And ever since then I've had really happy birthdays, truly. One that stands out was my 50th, when my three children treated me to a holiday at Lake Harrison in B.C.
So there I lay this year, not yet sixty, wondering what I would do in Skagway to celebrate my very special day. The year before friends from the Garden had taken me to the Pizza Station and treated me to my first shot. I'd then made my way to my son's company party at the "White House," where the HAPA bus drivers had made me a cake and sang Happy Birthday. A good day.
This year I'm working for the company my son works for; we all had the day off. Pretty soon Shari texted from two doors down the hallway. "Happy Birthday. Coffee's on."
"What do you want to do?" she asked when I arrived, cream from the community frig in my hand.
"Dyea!" Dyea is the ghost town about 8 miles NNW of Skagway.
Two passions Shari pursues. Crosswords and geocaching. And who would believe there is such adventure in each?
Four of us ended up spending the day together--a totally unexpected, unplanned, but beautiful day of learning, fun, relaxation, and growing friendship. Me. Stanley. Shari. Teri. A day of soul enrichment in everything that's good, all of it experienced within Alaska's indescribable sense of space and spectacular.
First, it was out to the lot behind our hotel to receive instruction, me side-tracked with a birthday call from my son, not yet here in Skagway.
|Standing below my window, talking to Blake|
|Instruction from Shari|
|Me, Stanley, Shari|

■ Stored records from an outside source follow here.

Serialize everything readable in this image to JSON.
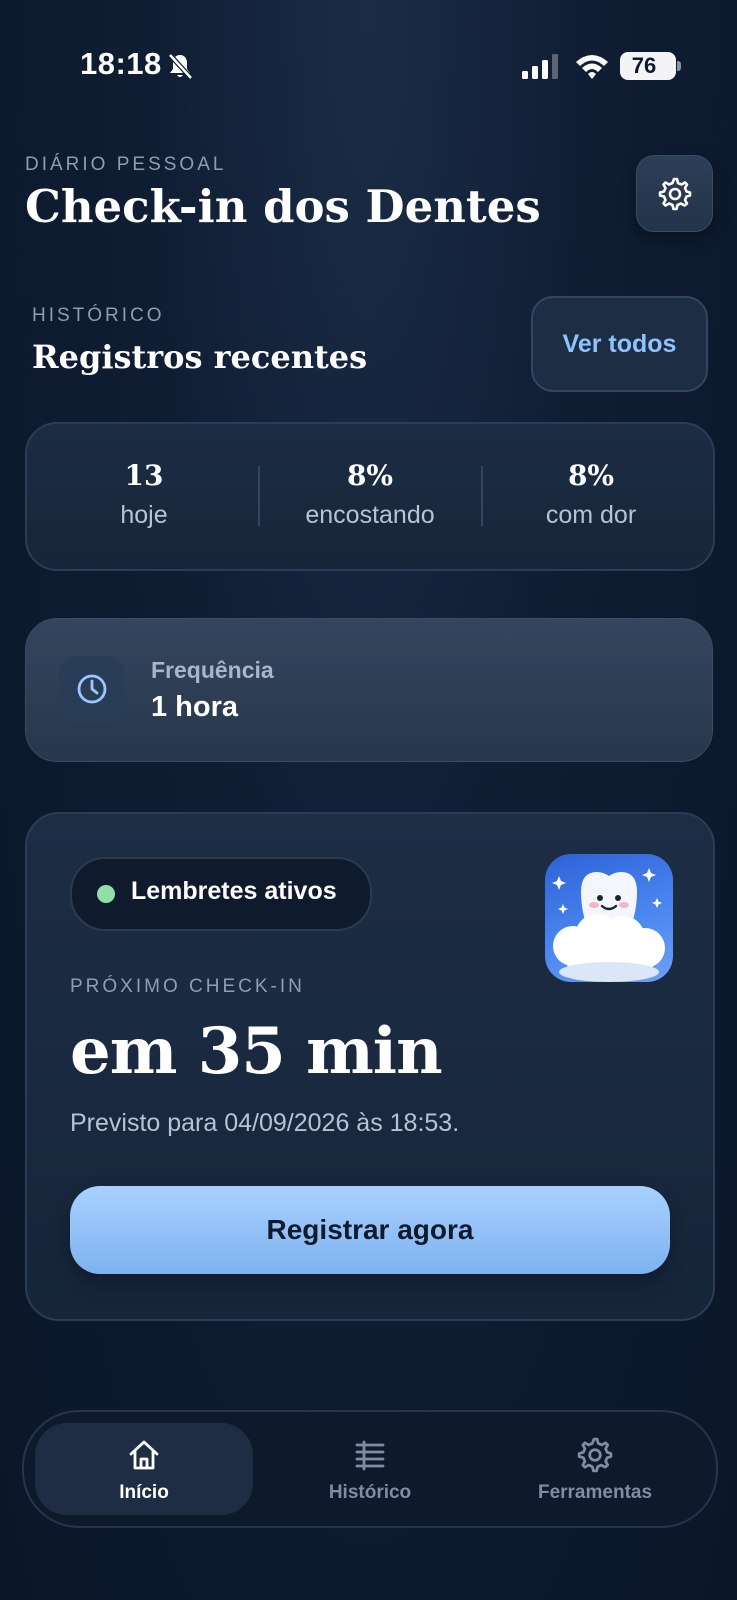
{
  "status_bar": {
    "time": "18:18",
    "battery": "76",
    "icons": [
      "bell-slash-icon",
      "cellular-signal-icon",
      "wifi-icon",
      "battery-icon"
    ]
  },
  "header": {
    "eyebrow": "DIÁRIO PESSOAL",
    "title": "Check-in dos Dentes",
    "settings_icon": "gear-icon"
  },
  "history_section": {
    "eyebrow": "HISTÓRICO",
    "title": "Registros recentes",
    "view_all_label": "Ver todos"
  },
  "stats": [
    {
      "value": "13",
      "label": "hoje"
    },
    {
      "value": "8%",
      "label": "encostando"
    },
    {
      "value": "8%",
      "label": "com dor"
    }
  ],
  "frequency": {
    "label": "Frequência",
    "value": "1 hora",
    "icon": "clock-icon"
  },
  "next_checkin": {
    "reminder_status": "Lembretes ativos",
    "reminder_dot_color": "#8ee0a5",
    "eyebrow": "PRÓXIMO CHECK-IN",
    "time_until": "em 35 min",
    "forecast": "Previsto para 04/09/2026 às 18:53.",
    "register_label": "Registrar agora",
    "mascot": "smiling-tooth-on-cloud-image"
  },
  "tabs": [
    {
      "label": "Início",
      "icon": "home-icon",
      "active": true
    },
    {
      "label": "Histórico",
      "icon": "list-icon",
      "active": false
    },
    {
      "label": "Ferramentas",
      "icon": "gear-icon",
      "active": false
    }
  ],
  "colors": {
    "background": "#0f1d33",
    "accent": "#8ec3ff",
    "button": "#a9d1ff",
    "active_tab_text": "#ffffff",
    "inactive_tab_text": "#7f8ca1"
  }
}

We then veered over to the train track, where we found, to my great delight, an abandoned engine and box cars. Stanley poked her nose is one of the box cars. "Hey!" she said. "This is great place to come make out!" I looked and said, "Hey! This is a great place to live!"

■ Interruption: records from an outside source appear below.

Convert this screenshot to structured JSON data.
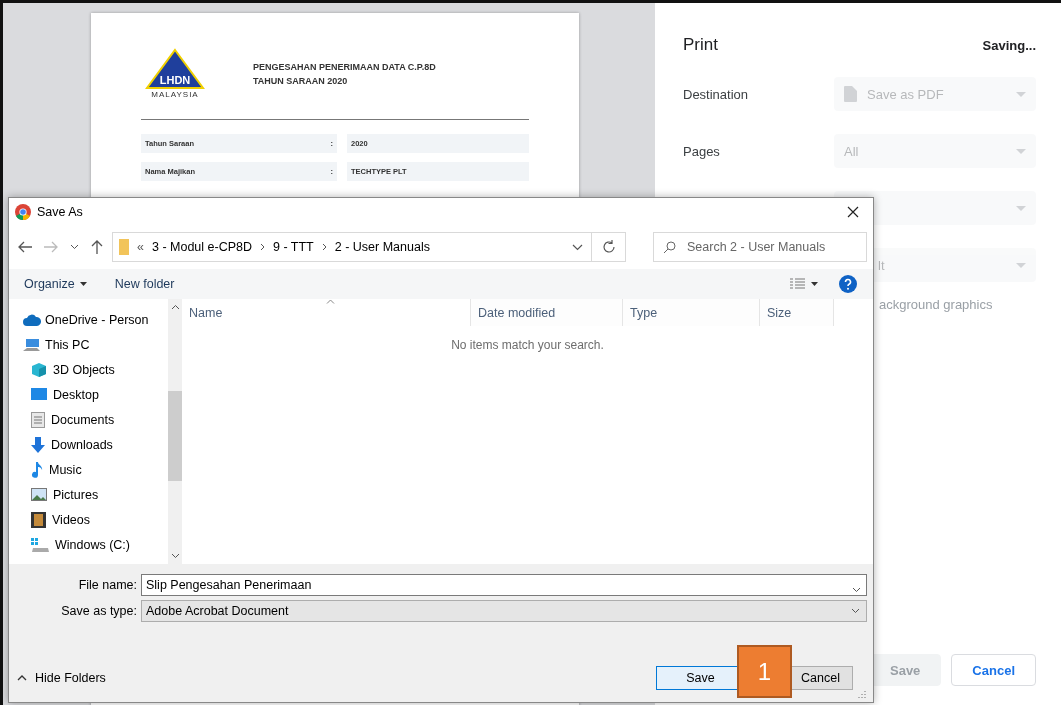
{
  "preview": {
    "logo_text": "LHDN",
    "logo_subtext": "MALAYSIA",
    "title_lines": [
      "PENGESAHAN PENERIMAAN DATA C.P.8D",
      "TAHUN SARAAN 2020"
    ],
    "rows": [
      {
        "label": "Tahun Saraan",
        "separator": ":",
        "value": "2020"
      },
      {
        "label": "Nama Majikan",
        "separator": ":",
        "value": "TECHTYPE PLT"
      }
    ]
  },
  "print_panel": {
    "title": "Print",
    "status": "Saving...",
    "settings": [
      {
        "label": "Destination",
        "value": "Save as PDF",
        "disabled": true
      },
      {
        "label": "Pages",
        "value": "All",
        "disabled": true
      },
      {
        "disabled": true
      },
      {
        "value": "lt",
        "disabled": true
      }
    ],
    "option_label": "ackground graphics",
    "buttons": [
      {
        "label": "Save",
        "disabled": true
      },
      {
        "label": "Cancel",
        "disabled": false
      }
    ]
  },
  "dialog": {
    "title": "Save As",
    "address": {
      "overflow": "«",
      "crumbs": [
        "3 - Modul e-CP8D",
        "9 - TTT",
        "2 - User Manuals"
      ]
    },
    "search": {
      "placeholder": "Search 2 - User Manuals"
    },
    "toolbar": [
      {
        "label": "Organize",
        "kind": "menu"
      },
      {
        "label": "New folder",
        "kind": "button"
      }
    ],
    "columns": [
      {
        "label": "Name",
        "sorted": true
      },
      {
        "label": "Date modified",
        "sorted": false
      },
      {
        "label": "Type",
        "sorted": false
      },
      {
        "label": "Size",
        "sorted": false
      }
    ],
    "empty_message": "No items match your search.",
    "nav": [
      {
        "label": "OneDrive - Person",
        "kind": "cloud"
      },
      {
        "label": "This PC",
        "kind": "pc",
        "children": [
          {
            "label": "3D Objects",
            "kind": "cube"
          },
          {
            "label": "Desktop",
            "kind": "desktop"
          },
          {
            "label": "Documents",
            "kind": "documents"
          },
          {
            "label": "Downloads",
            "kind": "downloads"
          },
          {
            "label": "Music",
            "kind": "music"
          },
          {
            "label": "Pictures",
            "kind": "pictures"
          },
          {
            "label": "Videos",
            "kind": "videos"
          },
          {
            "label": "Windows  (C:)",
            "kind": "drive"
          }
        ]
      }
    ],
    "file_name": {
      "label": "File name:",
      "value": "Slip Pengesahan Penerimaan"
    },
    "save_type": {
      "label": "Save as type:",
      "value": "Adobe Acrobat Document"
    },
    "hide_folders": "Hide Folders",
    "buttons": [
      {
        "label": "Save",
        "selected": true
      },
      {
        "label": "Cancel",
        "selected": false
      }
    ]
  },
  "callout": "1"
}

|A great place to live|
Our needle was getting a little crazy. Shari told us that when we're within 25 feet of the cache, it'll do this. You have to just start snooping around. So snooping around we did. Teri found it. Who'd o' thunk it was there?
|What is this piece of rusted relic?|
|Stanley, Teri, Shari|
|Me signing the log|
|AB Building -- Arctic Brotherhood|
Now Dyea. Oh, yeah. Oh, yeah. Oh, yeah. In the old days you rowed over from Skagway or steamed into the long shallow bay of Dyea on a steamer out of San Francisco or Seattle. Today you just drive up and around AB Mountain, around Long Bay, up the mouth of the Tyea River, over the bridge, and back down to Dyea.
Along the way we braked hard. An eagle was serenely perched on the branch of a Sitka Spruce, facing Long Bay with not a care in the world.
Suddenly, a second eagle swooped in, the two lifted together and circled south, landing in a tree behind us. I'm never not amazed how tiny a bird call these majestic birds have. Kind of like Paul Bunyon singing like Tinker Bell.
No, wait. First a stop at Slide Cemetery where so many men lost their lives on April 3, 1898, an avalanche catching them under 30-foot cloud snow. A somber place, a quiet place, sunlight dappling through the spruce and onto devil's club.
|Here Lies Stanly, A Pirate Who Died Not at Sea But Under the Snow|
A Story of Woe Too Sad To Be Told
|Creek running down into Lynn Canal|
|The Old Wharf, 1897, 1898, 1899|
And dare I get so mundane as to say, where else can you find a glacier fed creek bed full of gold? Winking up shiny and yellow, drawing me down into the frigid water?
Driving back to town in company of new friends, it seemed to me t it was one of the most satisfying, unexpected, and loveliest of days. The day, however, was not over.
Back at the hotel Jazz had baked me not only one birthday cake, but two! Two? And Davey, an adorable man who once held me in his arms while I cried, had his own birthday gift for me. Just to catch you up, last year, two days before my birthday, a man in town--who should never have said such a thing--told me I was too old to fit in. It was Davey I'd found in my tears, it was Davey who'd decried the man who'd dared say it. So what better way to end my birthday, older than the year before, with Davey singing me Happy Birthday?